Two Russians, beaten up by police whilst in custody, have been awarded more than €50,000 by human rights judges.
The case was brought by applicants Dmitriy Golubyatnikov and Sergey Zhuchkov. They alleged that they had been ill-treated in police custody in order to force them into confessing to inflicting serious head injuries on a girl who later died.
Yesterday, in the complaint Golubyatnikov and Zhuchkov v. Russia (nos. 49869/06 and 44822/06), the European Court of Human Rights found:
Violation of Article 5 § 1 - in respect of Zhuchkov
Violation of Article 3 ill-treatment
Violation of Article 3 (investigation)
Violation of Article 6 § 1
Just satisfaction: 25,000 euros (EUR), each, to Golubyatnikov and Zhuchkov for non-pecuniary damage; EUR 142 to Golubyatnikov and EUR 313 to Zhuchkov for costs and expenses.
Both men alleged that they were arrested in January 2005, beaten by the police with rubber truncheons and had gas masks placed over their heads to block their access to air.
Golubyatnikov says that he refused to confess and on the same day as his arrest was taken to hospital where he was diagnosed with multiple injuries, including fractured ribs.
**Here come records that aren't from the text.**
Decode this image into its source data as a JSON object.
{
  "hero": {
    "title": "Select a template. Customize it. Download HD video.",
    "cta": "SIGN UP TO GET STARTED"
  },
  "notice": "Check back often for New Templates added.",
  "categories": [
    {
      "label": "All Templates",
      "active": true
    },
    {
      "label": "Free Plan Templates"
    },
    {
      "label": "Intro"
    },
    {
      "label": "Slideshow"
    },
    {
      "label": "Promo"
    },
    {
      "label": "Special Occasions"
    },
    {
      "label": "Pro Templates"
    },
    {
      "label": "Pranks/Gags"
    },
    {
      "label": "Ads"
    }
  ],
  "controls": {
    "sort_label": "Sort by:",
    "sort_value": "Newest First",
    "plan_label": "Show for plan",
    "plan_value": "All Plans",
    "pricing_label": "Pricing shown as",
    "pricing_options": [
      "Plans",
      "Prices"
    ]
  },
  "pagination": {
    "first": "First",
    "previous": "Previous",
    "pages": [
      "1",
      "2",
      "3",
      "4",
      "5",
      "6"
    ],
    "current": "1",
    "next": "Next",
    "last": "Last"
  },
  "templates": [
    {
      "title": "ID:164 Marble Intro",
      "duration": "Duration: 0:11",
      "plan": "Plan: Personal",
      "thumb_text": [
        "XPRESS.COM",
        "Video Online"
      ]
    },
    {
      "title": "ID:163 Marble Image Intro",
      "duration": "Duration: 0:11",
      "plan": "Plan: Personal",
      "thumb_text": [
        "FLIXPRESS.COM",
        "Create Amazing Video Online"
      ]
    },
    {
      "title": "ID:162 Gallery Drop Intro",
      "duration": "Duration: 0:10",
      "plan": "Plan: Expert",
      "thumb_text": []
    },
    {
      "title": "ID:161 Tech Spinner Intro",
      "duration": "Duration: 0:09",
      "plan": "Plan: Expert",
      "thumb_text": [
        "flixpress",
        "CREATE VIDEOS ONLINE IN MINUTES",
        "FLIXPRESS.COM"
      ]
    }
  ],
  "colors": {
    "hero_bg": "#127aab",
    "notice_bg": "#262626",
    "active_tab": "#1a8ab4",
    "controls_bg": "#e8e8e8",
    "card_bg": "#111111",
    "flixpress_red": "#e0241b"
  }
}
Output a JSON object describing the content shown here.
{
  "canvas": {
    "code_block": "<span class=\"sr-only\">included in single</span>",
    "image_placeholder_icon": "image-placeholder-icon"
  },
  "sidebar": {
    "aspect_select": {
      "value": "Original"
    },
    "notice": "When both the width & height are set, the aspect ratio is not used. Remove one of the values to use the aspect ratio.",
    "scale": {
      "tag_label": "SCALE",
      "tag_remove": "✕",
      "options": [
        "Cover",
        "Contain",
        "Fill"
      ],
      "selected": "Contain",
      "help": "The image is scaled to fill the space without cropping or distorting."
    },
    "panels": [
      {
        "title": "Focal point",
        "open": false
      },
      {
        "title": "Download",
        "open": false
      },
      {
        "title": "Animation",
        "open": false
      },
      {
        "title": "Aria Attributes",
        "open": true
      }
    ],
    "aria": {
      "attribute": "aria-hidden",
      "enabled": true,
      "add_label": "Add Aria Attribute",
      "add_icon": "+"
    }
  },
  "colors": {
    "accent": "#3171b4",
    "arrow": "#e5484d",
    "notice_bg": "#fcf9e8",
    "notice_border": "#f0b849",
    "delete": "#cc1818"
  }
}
Mr Zhuchkov says that he ended up confessing and incriminating himself and the first applicant after two days of ill-treatment and out of fear for his life.
He subsequently retracted his confession, and maintained that position at trial, pleading not guilty, as did the first applicant.
Pre-investigation inquiries have repeatedly been carried out into the applicants’ complaints of police brutality.
However, the prosecuting authorities have refused to institute criminal proceedings, most recently in 2016, in respect of both applicants.
The courts relied, among other evidence, on Zhuchkov’s confession to convict the applicants in August 2005 of causing grievous bodily harm leading to death.
Golubyatnikov was sentenced to 12 years’ imprisonment and Zhuchkov to nine years’ imprisonment. In those proceedings, the courts dismissed the applicants’ allegations of ill-treatment as unfounded, relying on the refusals to institute criminal proceedings against the police officers.
Zhuchkov’s allegation of unlawful detention was dismissed for the same reason.
Relying on Article 3 (prohibition of inhuman or degrading treatment), both applicants complained that they had been subjected to police ill-treatment and that the authorities had failed to carry out an effective investigation into their allegations.
They both further complained under Article 6 § 1 (right to a fair trial) that their convictions had been unfair because they had been based on evidence which Zhuchkov had been coerced into giving. Zhuchkov made another complaint, alleging under Article 5 § 1 (c) (right to liberty and security) that he had been detained for over a day before his arrest had been officially recorded.